=== What the task requires ===
Reproduce the records precisely. Omit every picture.

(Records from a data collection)
☆ ☆ ☆ ☆
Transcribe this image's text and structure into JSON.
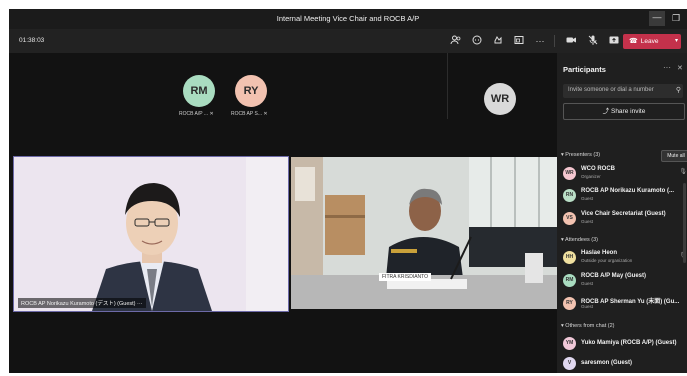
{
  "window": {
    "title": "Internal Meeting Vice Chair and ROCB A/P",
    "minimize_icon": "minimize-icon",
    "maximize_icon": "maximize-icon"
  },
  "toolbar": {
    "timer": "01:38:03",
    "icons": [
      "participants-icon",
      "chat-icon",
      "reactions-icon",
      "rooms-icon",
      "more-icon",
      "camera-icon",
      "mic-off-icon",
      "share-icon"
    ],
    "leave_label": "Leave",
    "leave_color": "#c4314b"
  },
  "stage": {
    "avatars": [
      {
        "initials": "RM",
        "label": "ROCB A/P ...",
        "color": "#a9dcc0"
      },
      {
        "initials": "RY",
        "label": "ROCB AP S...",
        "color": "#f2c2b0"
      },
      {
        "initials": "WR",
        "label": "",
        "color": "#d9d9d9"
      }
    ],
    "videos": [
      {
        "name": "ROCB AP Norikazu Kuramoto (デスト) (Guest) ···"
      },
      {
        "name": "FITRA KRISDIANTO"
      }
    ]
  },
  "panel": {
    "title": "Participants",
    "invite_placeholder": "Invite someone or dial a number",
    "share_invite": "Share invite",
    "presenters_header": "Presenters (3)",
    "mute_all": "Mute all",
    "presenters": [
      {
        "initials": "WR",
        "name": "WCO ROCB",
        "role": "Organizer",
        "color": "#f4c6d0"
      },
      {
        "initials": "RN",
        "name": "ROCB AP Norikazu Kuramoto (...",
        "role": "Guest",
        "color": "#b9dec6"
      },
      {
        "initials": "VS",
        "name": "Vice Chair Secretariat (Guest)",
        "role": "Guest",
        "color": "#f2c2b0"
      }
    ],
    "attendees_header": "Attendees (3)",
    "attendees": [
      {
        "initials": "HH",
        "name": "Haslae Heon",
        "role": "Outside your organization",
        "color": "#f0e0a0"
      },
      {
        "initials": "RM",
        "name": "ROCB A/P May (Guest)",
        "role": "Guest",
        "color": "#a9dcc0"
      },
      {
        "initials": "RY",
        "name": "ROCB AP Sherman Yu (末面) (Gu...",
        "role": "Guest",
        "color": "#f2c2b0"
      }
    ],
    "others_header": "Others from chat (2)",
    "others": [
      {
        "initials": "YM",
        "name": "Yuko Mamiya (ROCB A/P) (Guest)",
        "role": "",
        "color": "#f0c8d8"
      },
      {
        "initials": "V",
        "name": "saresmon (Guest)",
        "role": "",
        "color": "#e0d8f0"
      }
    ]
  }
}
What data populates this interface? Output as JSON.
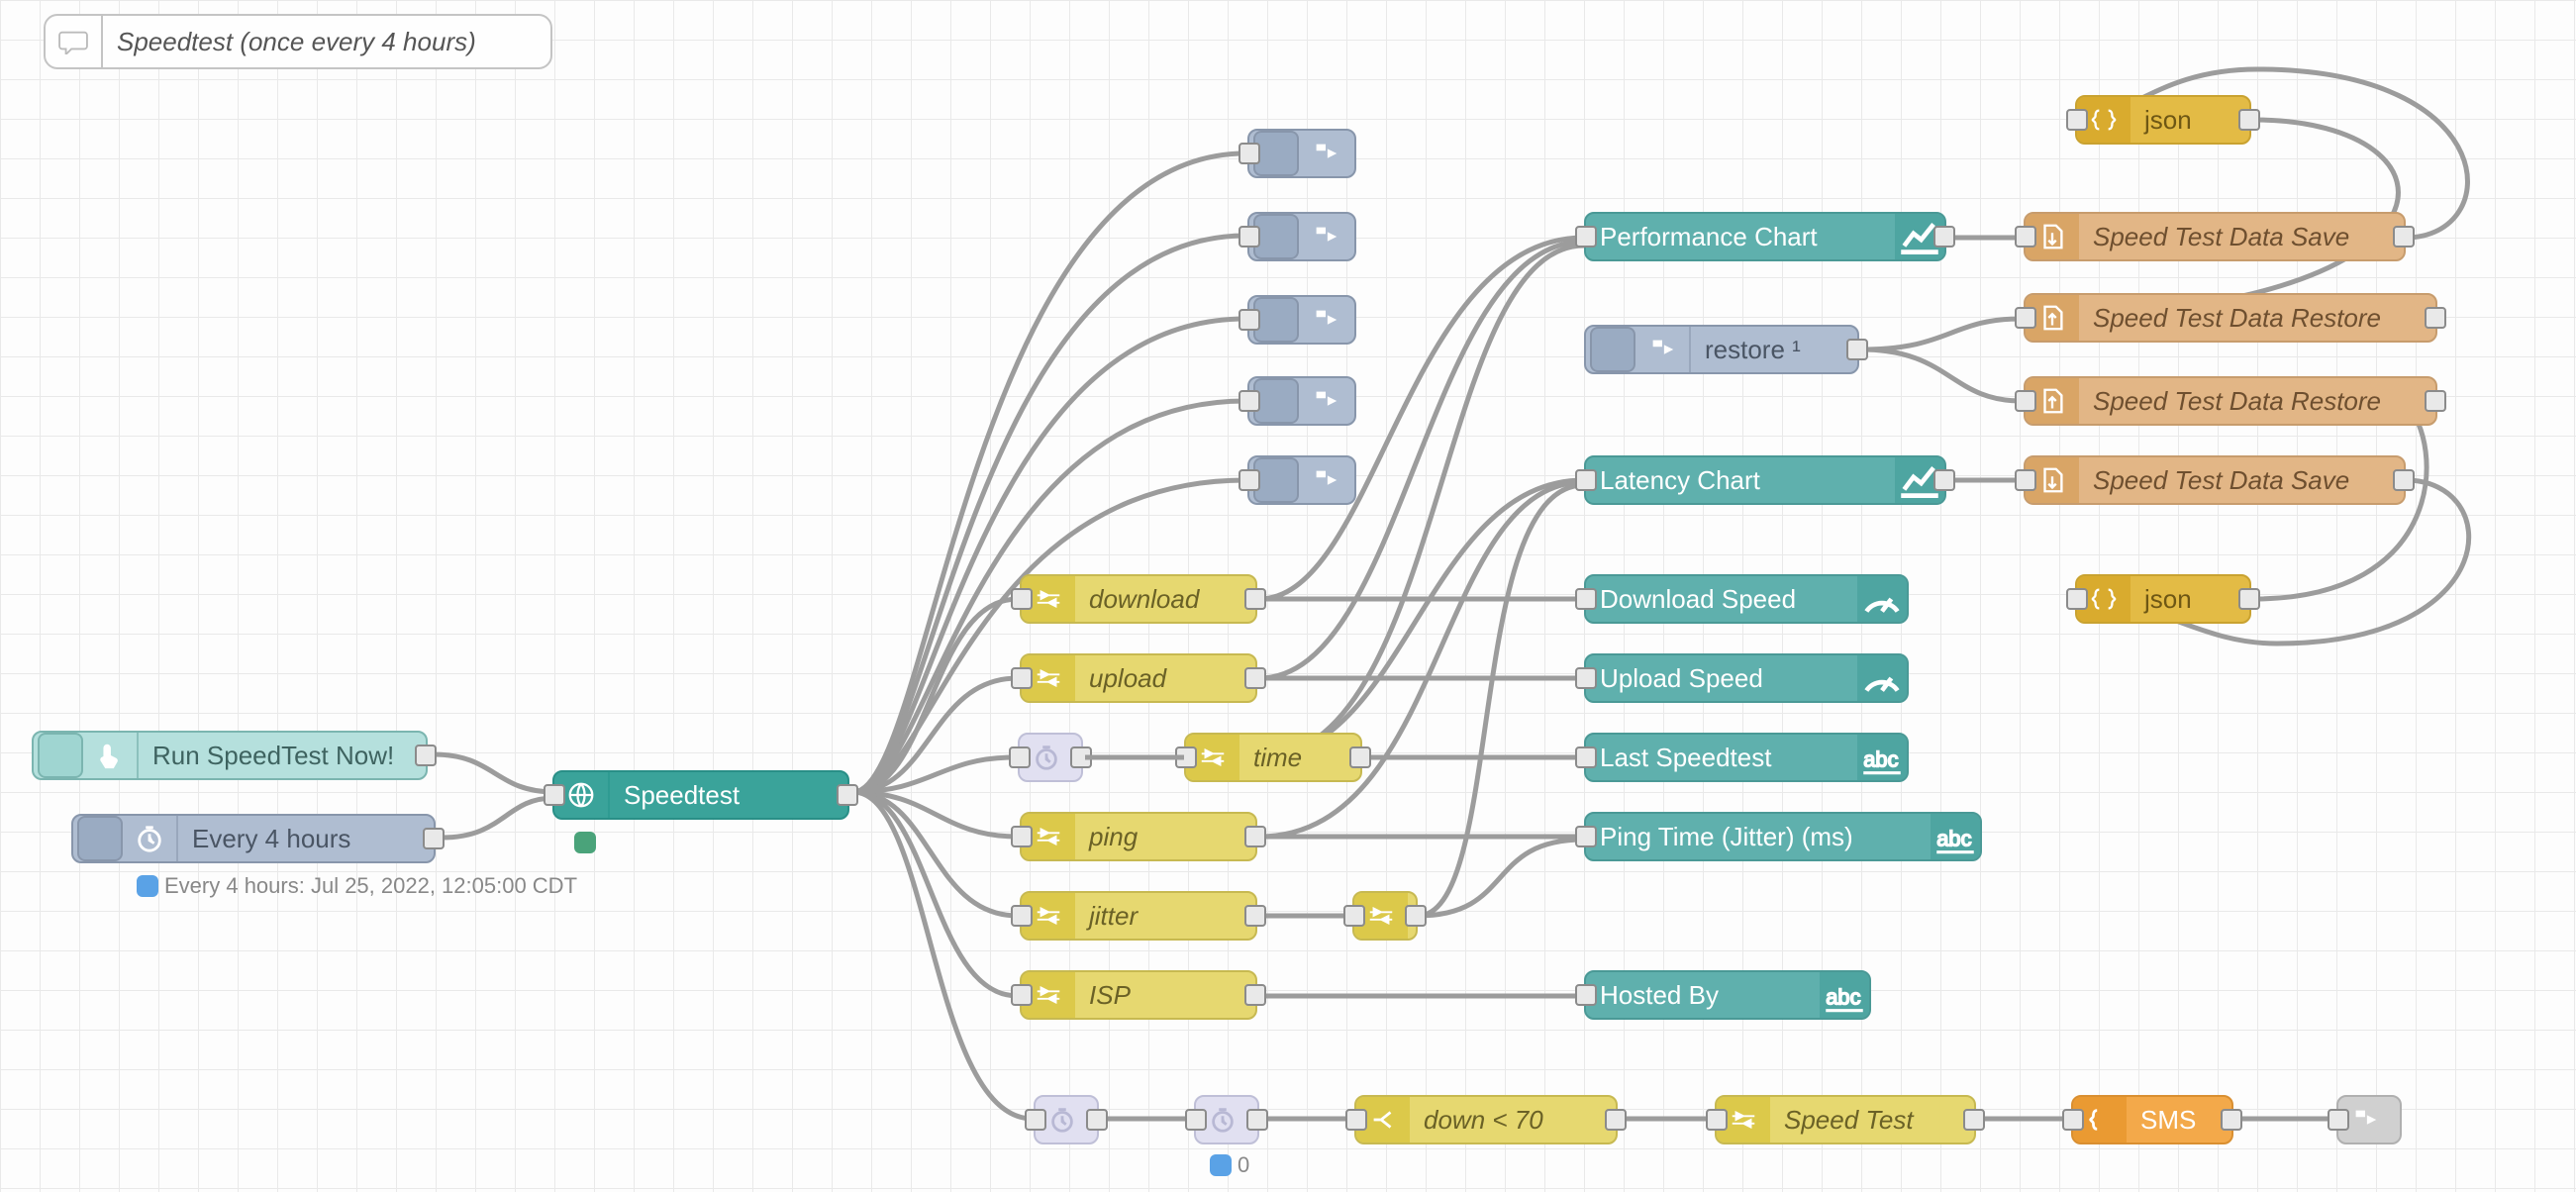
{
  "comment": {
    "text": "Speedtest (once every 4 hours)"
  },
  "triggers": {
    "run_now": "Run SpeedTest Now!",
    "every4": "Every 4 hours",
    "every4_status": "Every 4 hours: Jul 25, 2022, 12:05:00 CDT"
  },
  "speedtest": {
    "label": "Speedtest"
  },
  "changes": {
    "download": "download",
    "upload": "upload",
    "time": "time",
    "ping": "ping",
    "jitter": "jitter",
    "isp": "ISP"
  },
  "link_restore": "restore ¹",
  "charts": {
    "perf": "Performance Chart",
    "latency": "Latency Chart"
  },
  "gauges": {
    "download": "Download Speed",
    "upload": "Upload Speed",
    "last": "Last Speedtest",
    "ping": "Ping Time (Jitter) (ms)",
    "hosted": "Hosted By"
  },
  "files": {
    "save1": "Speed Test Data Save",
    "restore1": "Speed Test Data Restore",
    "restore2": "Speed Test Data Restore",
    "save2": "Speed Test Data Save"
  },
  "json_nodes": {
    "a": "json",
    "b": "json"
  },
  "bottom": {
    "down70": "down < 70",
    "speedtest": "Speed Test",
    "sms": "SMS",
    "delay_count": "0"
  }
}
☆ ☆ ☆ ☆
=== Exercise answer ===
Transcribe this image's text and structure into JSON.
{
  "window": {
    "title": "Internal Meeting Vice Chair and ROCB A/P",
    "minimize_icon": "minimize-icon",
    "maximize_icon": "maximize-icon"
  },
  "toolbar": {
    "timer": "01:38:03",
    "icons": [
      "participants-icon",
      "chat-icon",
      "reactions-icon",
      "rooms-icon",
      "more-icon",
      "camera-icon",
      "mic-off-icon",
      "share-icon"
    ],
    "leave_label": "Leave",
    "leave_color": "#c4314b"
  },
  "stage": {
    "avatars": [
      {
        "initials": "RM",
        "label": "ROCB A/P ...",
        "color": "#a9dcc0"
      },
      {
        "initials": "RY",
        "label": "ROCB AP S...",
        "color": "#f2c2b0"
      },
      {
        "initials": "WR",
        "label": "",
        "color": "#d9d9d9"
      }
    ],
    "videos": [
      {
        "name": "ROCB AP Norikazu Kuramoto (デスト) (Guest) ···"
      },
      {
        "name": "FITRA KRISDIANTO"
      }
    ]
  },
  "panel": {
    "title": "Participants",
    "invite_placeholder": "Invite someone or dial a number",
    "share_invite": "Share invite",
    "presenters_header": "Presenters (3)",
    "mute_all": "Mute all",
    "presenters": [
      {
        "initials": "WR",
        "name": "WCO ROCB",
        "role": "Organizer",
        "color": "#f4c6d0"
      },
      {
        "initials": "RN",
        "name": "ROCB AP Norikazu Kuramoto (...",
        "role": "Guest",
        "color": "#b9dec6"
      },
      {
        "initials": "VS",
        "name": "Vice Chair Secretariat (Guest)",
        "role": "Guest",
        "color": "#f2c2b0"
      }
    ],
    "attendees_header": "Attendees (3)",
    "attendees": [
      {
        "initials": "HH",
        "name": "Haslae Heon",
        "role": "Outside your organization",
        "color": "#f0e0a0"
      },
      {
        "initials": "RM",
        "name": "ROCB A/P May (Guest)",
        "role": "Guest",
        "color": "#a9dcc0"
      },
      {
        "initials": "RY",
        "name": "ROCB AP Sherman Yu (末面) (Gu...",
        "role": "Guest",
        "color": "#f2c2b0"
      }
    ],
    "others_header": "Others from chat (2)",
    "others": [
      {
        "initials": "YM",
        "name": "Yuko Mamiya (ROCB A/P) (Guest)",
        "role": "",
        "color": "#f0c8d8"
      },
      {
        "initials": "V",
        "name": "saresmon (Guest)",
        "role": "",
        "color": "#e0d8f0"
      }
    ]
  }
}
What data populates this interface? Output as JSON.
{
  "comment": {
    "text": "Speedtest (once every 4 hours)"
  },
  "triggers": {
    "run_now": "Run SpeedTest Now!",
    "every4": "Every 4 hours",
    "every4_status": "Every 4 hours: Jul 25, 2022, 12:05:00 CDT"
  },
  "speedtest": {
    "label": "Speedtest"
  },
  "changes": {
    "download": "download",
    "upload": "upload",
    "time": "time",
    "ping": "ping",
    "jitter": "jitter",
    "isp": "ISP"
  },
  "link_restore": "restore ¹",
  "charts": {
    "perf": "Performance Chart",
    "latency": "Latency Chart"
  },
  "gauges": {
    "download": "Download Speed",
    "upload": "Upload Speed",
    "last": "Last Speedtest",
    "ping": "Ping Time (Jitter) (ms)",
    "hosted": "Hosted By"
  },
  "files": {
    "save1": "Speed Test Data Save",
    "restore1": "Speed Test Data Restore",
    "restore2": "Speed Test Data Restore",
    "save2": "Speed Test Data Save"
  },
  "json_nodes": {
    "a": "json",
    "b": "json"
  },
  "bottom": {
    "down70": "down < 70",
    "speedtest": "Speed Test",
    "sms": "SMS",
    "delay_count": "0"
  }
}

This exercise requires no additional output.